Loot: The Battle Over the Stolen Treasures of the Ancient World by Sharon Waxman

The Mirage of a Space Between Nature and Nurture by Evelyn Fox Keller

Mothers and Others: The Evolutionary Origins of Mutual Understanding by Sarah Blaffer Hrdy

A Nuclear Family Vacation: Travels in the World of Atomic Weaponry by Nathan Hodge

Nurtureshock: New Thinking about Children by Po Bronson and Ashley Merryman

Objectivity by Lorraine Daston and Peter Galison

On the Origin of Stories: Evolution, Cognition, and Fiction by Brian Boyd

A Passion for Nature: The Life of John Muir by Donald Worster

Perfecting Sound Forever: An Aural History of Recorded Music by Greg Milner

The Philosophical Baby: What Children's Minds Tell Us about Truth, Love, and the Meaning of Life by Alison Gopnik

Plastic Fantastic: How the Biggest Fraud in Physics Shook the Scientific World (MacMillan Science) by Eugenie Samuel Reich

Predicting the Unpredictable: The Tumultuous Science of Earthquake Prediction by Susan Hough

Red Cloud at Dawn: Truman, Stalin, and the End of the Atomic Monopoly by Michael D. Gordin

The Scientific Life: A Moral History of a Late Modern Vocation by Steven Shapin

Sexual Coercion in Primates and Humans: An Evolutionary Perspective on Male Aggression Against Females by Martin N. Muller

Stephen Jay Gould: Reflections on His View of Life by Warren Allmon and Robert Ross and Patricia Kelley

Strangest Man: The Hidden Life of Paul Dirac, Quantum Genius (UK Edition) by Graham Farmelo

Structure and Randomness: Pages from Year One of a Mathematical Blog by Terence Tao

A Tear at the Edge of Creation: A Radical New Vision for Life in an Imperfect Universe by Marcelo Gleiser

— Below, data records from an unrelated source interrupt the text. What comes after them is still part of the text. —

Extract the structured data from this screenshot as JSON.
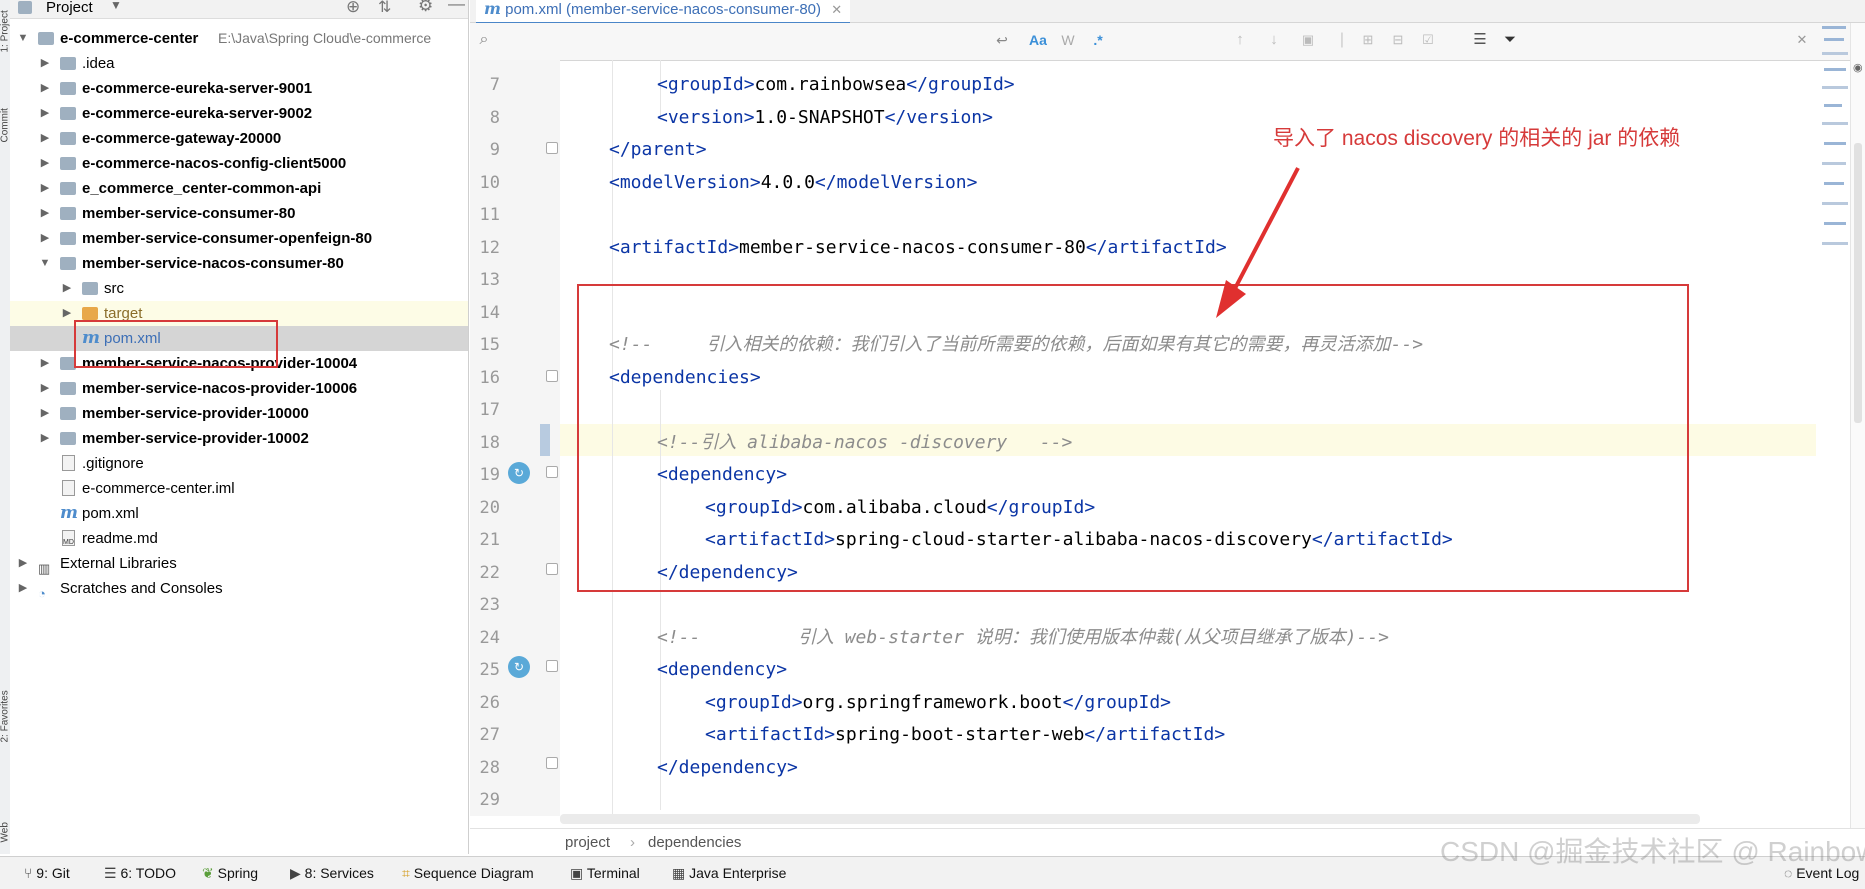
{
  "window": {
    "accent": "#4a86c8",
    "annotation_color": "#d63a3a"
  },
  "left_strip": {
    "top_label": "1: Project",
    "commit_label": "Commit",
    "favorites_label": "2: Favorites",
    "web_label": "Web"
  },
  "project": {
    "header_label": "Project",
    "root": {
      "name": "e-commerce-center",
      "path": "E:\\Java\\Spring Cloud\\e-commerce"
    },
    "items": [
      {
        "label": ".idea"
      },
      {
        "label": "e-commerce-eureka-server-9001"
      },
      {
        "label": "e-commerce-eureka-server-9002"
      },
      {
        "label": "e-commerce-gateway-20000"
      },
      {
        "label": "e-commerce-nacos-config-client5000"
      },
      {
        "label": "e_commerce_center-common-api"
      },
      {
        "label": "member-service-consumer-80"
      },
      {
        "label": "member-service-consumer-openfeign-80"
      },
      {
        "label": "member-service-nacos-consumer-80"
      },
      {
        "label": "src"
      },
      {
        "label": "target"
      },
      {
        "label": "pom.xml"
      },
      {
        "label": "member-service-nacos-provider-10004"
      },
      {
        "label": "member-service-nacos-provider-10006"
      },
      {
        "label": "member-service-provider-10000"
      },
      {
        "label": "member-service-provider-10002"
      },
      {
        "label": ".gitignore"
      },
      {
        "label": "e-commerce-center.iml"
      },
      {
        "label": "pom.xml"
      },
      {
        "label": "readme.md"
      },
      {
        "label": "External Libraries"
      },
      {
        "label": "Scratches and Consoles"
      }
    ]
  },
  "editor": {
    "tab_label": "pom.xml (member-service-nacos-consumer-80)",
    "find": {
      "case_label": "Aa",
      "word_label": "W",
      "regex_label": ".*"
    },
    "lines": [
      {
        "num": "7"
      },
      {
        "num": "8"
      },
      {
        "num": "9"
      },
      {
        "num": "10"
      },
      {
        "num": "11"
      },
      {
        "num": "12"
      },
      {
        "num": "13"
      },
      {
        "num": "14"
      },
      {
        "num": "15"
      },
      {
        "num": "16"
      },
      {
        "num": "17"
      },
      {
        "num": "18"
      },
      {
        "num": "19"
      },
      {
        "num": "20"
      },
      {
        "num": "21"
      },
      {
        "num": "22"
      },
      {
        "num": "23"
      },
      {
        "num": "24"
      },
      {
        "num": "25"
      },
      {
        "num": "26"
      },
      {
        "num": "27"
      },
      {
        "num": "28"
      },
      {
        "num": "29"
      }
    ],
    "code": {
      "l7": {
        "open": "<groupId>",
        "text": "com.rainbowsea",
        "close": "</groupId>"
      },
      "l8": {
        "open": "<version>",
        "text": "1.0-SNAPSHOT",
        "close": "</version>"
      },
      "l9": {
        "close": "</parent>"
      },
      "l10": {
        "open": "<modelVersion>",
        "text": "4.0.0",
        "close": "</modelVersion>"
      },
      "l12": {
        "open": "<artifactId>",
        "text": "member-service-nacos-consumer-80",
        "close": "</artifactId>"
      },
      "l15": {
        "comment": "<!--     引入相关的依赖：我们引入了当前所需要的依赖，后面如果有其它的需要，再灵活添加-->"
      },
      "l16": {
        "open": "<dependencies>"
      },
      "l18": {
        "comment": "<!--引入 alibaba-nacos -discovery   -->"
      },
      "l19": {
        "open": "<dependency>"
      },
      "l20": {
        "open": "<groupId>",
        "text": "com.alibaba.cloud",
        "close": "</groupId>"
      },
      "l21": {
        "open": "<artifactId>",
        "text": "spring-cloud-starter-alibaba-nacos-discovery",
        "close": "</artifactId>"
      },
      "l22": {
        "close": "</dependency>"
      },
      "l24": {
        "comment": "<!--         引入 web-starter 说明：我们使用版本仲裁(从父项目继承了版本)-->"
      },
      "l25": {
        "open": "<dependency>"
      },
      "l26": {
        "open": "<groupId>",
        "text": "org.springframework.boot",
        "close": "</groupId>"
      },
      "l27": {
        "open": "<artifactId>",
        "text": "spring-boot-starter-web",
        "close": "</artifactId>"
      },
      "l28": {
        "close": "</dependency>"
      }
    },
    "annotation": "导入了 nacos discovery 的相关的 jar 的依赖",
    "breadcrumb": [
      "project",
      "dependencies"
    ]
  },
  "bottom_bar": {
    "git": "9: Git",
    "todo": "6: TODO",
    "spring": "Spring",
    "services": "8: Services",
    "sequence": "Sequence Diagram",
    "terminal": "Terminal",
    "java_enterprise": "Java Enterprise",
    "event_log": "Event Log"
  },
  "watermark": "CSDN @掘金技术社区 @ RainbowSea"
}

The Tragic Sense of Life: Ernst Haeckel and the Struggle Over Evolutionary Thought by Robert J. Richards

The Tropics of Empire: Why Columbus Sailed South to the Indies by Nicolas Wey-Gomez

A Vast Machine: Computer Models, Climate Data, and the Politics of Global Warming by Paul N. Edwards

What Darwin Got Wrong by Jerry Fodor and Massimo Piattelli-Palmarini

What Is Intelligence?: Beyond the Flynn Effect by James R. Flynn

What Technology Wants by Kevin Kelly

When Experiments Travel: Clinical Trials and the Global Search for Human Subjects by Adriana Petryna

Click here to subscribe
Special American Scientist subscription price for Powell's shoppers — subscribe today for only $25.

Since 1913, award-winning American Scientist magazine has provided an exciting window on the fast-paced world of science and technology. Subscribe today and receive six issues plus full access to the online archive back to 1998!

To order at this special Powell's rate click here.

American Scientist Online offers the magazine's contents plus special online features: author interviews, four free e-newsletters — including Scientists' Bookshelf Monthly — and more. Full access to the magazine is restricted to subscribers and Sigma Xi members, but book reviews are freely available to everyone.

Click here to sign up for our free e-newsletters! spacer

  • back to top


Powell's City of Books is an independent bookstore in Portland, Oregon, that fills a whole city block with more than a million new, used, and out of print books. Shop those shelves — plus literally millions more books, DVDs, and gifts — here at